##### DATA
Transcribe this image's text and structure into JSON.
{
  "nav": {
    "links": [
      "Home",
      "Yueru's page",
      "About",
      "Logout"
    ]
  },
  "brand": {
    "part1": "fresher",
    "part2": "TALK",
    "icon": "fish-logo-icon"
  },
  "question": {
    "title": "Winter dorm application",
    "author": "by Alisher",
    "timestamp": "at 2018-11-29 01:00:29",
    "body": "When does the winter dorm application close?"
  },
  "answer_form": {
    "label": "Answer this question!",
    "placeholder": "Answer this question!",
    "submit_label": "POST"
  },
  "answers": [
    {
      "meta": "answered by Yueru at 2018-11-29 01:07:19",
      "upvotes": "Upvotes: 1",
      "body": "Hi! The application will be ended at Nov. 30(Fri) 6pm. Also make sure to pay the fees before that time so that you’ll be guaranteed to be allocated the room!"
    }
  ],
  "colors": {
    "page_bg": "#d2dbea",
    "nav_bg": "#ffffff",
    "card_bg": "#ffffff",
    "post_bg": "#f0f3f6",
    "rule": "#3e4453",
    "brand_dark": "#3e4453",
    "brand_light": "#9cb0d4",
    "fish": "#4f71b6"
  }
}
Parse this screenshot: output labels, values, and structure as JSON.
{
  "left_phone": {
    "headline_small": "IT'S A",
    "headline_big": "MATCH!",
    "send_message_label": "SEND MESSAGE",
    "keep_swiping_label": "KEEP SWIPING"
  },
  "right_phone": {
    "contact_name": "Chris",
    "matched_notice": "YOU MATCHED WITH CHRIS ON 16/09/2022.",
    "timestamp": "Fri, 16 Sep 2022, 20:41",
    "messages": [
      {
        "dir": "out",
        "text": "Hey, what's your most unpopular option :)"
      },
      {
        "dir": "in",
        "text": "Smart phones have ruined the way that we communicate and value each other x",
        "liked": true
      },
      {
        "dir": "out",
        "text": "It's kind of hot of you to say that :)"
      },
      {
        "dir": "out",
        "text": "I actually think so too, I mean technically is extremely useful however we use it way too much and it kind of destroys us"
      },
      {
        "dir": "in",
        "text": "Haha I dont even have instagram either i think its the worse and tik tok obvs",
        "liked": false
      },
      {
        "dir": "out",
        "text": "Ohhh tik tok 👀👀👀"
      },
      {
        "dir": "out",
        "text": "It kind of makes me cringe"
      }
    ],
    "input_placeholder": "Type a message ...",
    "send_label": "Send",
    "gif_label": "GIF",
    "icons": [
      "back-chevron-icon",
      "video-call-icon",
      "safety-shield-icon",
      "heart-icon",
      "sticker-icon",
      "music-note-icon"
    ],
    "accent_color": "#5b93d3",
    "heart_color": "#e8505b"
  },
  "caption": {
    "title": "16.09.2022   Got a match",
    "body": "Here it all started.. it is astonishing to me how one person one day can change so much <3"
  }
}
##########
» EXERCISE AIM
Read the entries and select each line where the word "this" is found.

» REPLY TO THE EXERCISE
Transcribe this image's text and structure into JSON.
    "label": "Answer this question!",
    "placeholder": "Answer this question!",
Parse this screenshot: output labels, values, and structure as JSON.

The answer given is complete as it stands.